  1. crazytrucker1951

    To see if they’re really on the ball in every email I send I try to insert the words, Bomb, Allah and Camoron,I used to use Bush but as he’s now in well earned obscurity thought I’d try Camoron instead, or perhaps if I spelt his name correctly the forces of law and order may come bashing on my door?

  2. hayfords

    I voted for the government as did millions of others. I expected this sort of surveillance activity and I am happy with it. It is necessary for our general security. If the details are publicised then the target of the monitoring will be forewarned. We have oversight committees who can check the activities of the government on a continuous basis.

      1. hayfords

        The government reading my emails or collecting the email addresses is not a problem or even monitoring my phone calls. Don’t forget that they only actually bother to read emails belonging to potential wrongdoers. It is too big a task to read them all. It is a bit like getting junk mail and some people’s reaction to it. There are few less important things than getting a bit of extra mail. As with monitoring email; where’s the harm.
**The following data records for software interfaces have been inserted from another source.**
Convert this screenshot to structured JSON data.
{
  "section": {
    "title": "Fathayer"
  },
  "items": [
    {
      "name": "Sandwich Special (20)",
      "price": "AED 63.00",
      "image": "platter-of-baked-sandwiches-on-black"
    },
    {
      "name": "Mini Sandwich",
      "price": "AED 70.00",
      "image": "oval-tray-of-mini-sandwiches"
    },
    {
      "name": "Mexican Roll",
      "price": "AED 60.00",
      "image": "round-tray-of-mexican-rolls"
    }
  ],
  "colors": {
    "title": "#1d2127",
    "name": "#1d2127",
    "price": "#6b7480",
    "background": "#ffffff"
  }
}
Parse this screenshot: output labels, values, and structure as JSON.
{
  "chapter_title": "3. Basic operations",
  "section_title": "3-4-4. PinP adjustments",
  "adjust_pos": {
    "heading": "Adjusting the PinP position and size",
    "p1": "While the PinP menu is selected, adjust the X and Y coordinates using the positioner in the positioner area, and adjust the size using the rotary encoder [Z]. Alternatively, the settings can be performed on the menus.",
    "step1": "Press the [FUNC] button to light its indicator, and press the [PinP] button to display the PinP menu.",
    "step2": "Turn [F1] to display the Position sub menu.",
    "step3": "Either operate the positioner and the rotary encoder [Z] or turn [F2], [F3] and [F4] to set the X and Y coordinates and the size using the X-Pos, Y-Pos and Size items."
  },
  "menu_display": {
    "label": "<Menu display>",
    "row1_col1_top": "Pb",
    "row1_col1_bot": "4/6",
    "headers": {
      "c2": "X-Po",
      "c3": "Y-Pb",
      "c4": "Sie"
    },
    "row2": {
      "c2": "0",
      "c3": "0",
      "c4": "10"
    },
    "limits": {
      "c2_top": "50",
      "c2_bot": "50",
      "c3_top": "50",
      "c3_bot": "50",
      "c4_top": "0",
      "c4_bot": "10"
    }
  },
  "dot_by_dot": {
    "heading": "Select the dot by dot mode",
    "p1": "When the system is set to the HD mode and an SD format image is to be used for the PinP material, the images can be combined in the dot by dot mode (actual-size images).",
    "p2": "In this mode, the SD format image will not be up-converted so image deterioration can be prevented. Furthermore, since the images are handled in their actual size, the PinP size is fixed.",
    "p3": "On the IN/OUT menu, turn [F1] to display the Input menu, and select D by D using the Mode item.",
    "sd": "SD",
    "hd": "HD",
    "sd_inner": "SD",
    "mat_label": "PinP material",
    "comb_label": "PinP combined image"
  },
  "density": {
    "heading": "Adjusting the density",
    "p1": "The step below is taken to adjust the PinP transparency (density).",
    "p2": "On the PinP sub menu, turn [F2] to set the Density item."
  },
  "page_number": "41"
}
      2. Mike Sivier Post author

        Everything from “Don’t forget” is just your opinion and somewhat naïve (in mine). However, if you’re happy to have people compiling dossiers on you, your interests and activities, that’s your business.

      3. hayfords

        I am sure the governmenovernment has a dossier on me already. This is my 50th year in IT. I have signed the official secrets act several times and been security vetted. I can asure you that there is no mass surveillance of emails based on suspect words as the task is far too big (hundreds of thousands of emails a second sent). There are far more sophisticated methods. The data is kept and only looked at when a connection to other suspects is found. Worrying about your personal privacy is mainly paranoia.

      4. thelovelywibblywobblyoldlady

        Well hayfords we could be twins … except I’m Labour and you’re (obviously) tory. I’ve been vetted to counter terrorist level, I too have signed the official secrets act. I certainly DO NOT think worrying about your personal privacy is paranoia. I make this statement based on personal experience … my book; code of misconduct (about my interaction with he police) explains it all!

    1. John Gaines

      So, the political filth who allowed every smelly terrorist who could be bothered into this Country, the easiest Borders in the World to protect, and even paid them Benefits, now expect us to accept slavery by surrendering our ‘Privacy’ and even again to pay through the Nose for the privilege.

      I saw this in action in NI over some tours, my dumbest squaddie had more intelligence, (native cunning) than the so-called Intelligence briefs, which by the by was a total failure, we ended up buying them off, which we should have done in the first place.

      1. hayfords

        Our borders do help us maintain security and immigration. Germany has almost twice the number of foreign born residents that we do and they take the most asylum seekers. We are fourth in the rankings. If you look at the number as a proportion of population then we are way down the list. Norway has as almost the highest proportion and they are not in the EU. They have a free trade agreement as we would have if we left the EU. If we left the EU and had a free trade agreement, we would have to sign up to free movement of people.

  3. bob archer.

    Looks like they have already started limiting any opposition to their plans, as my comments over the last week have mysteriously disappeared.

  4. Thomas

    Most of what I put online is things like roleplays, sapient pony fics and the like, stuff that the secret service would find rather dull.

Comments are closed.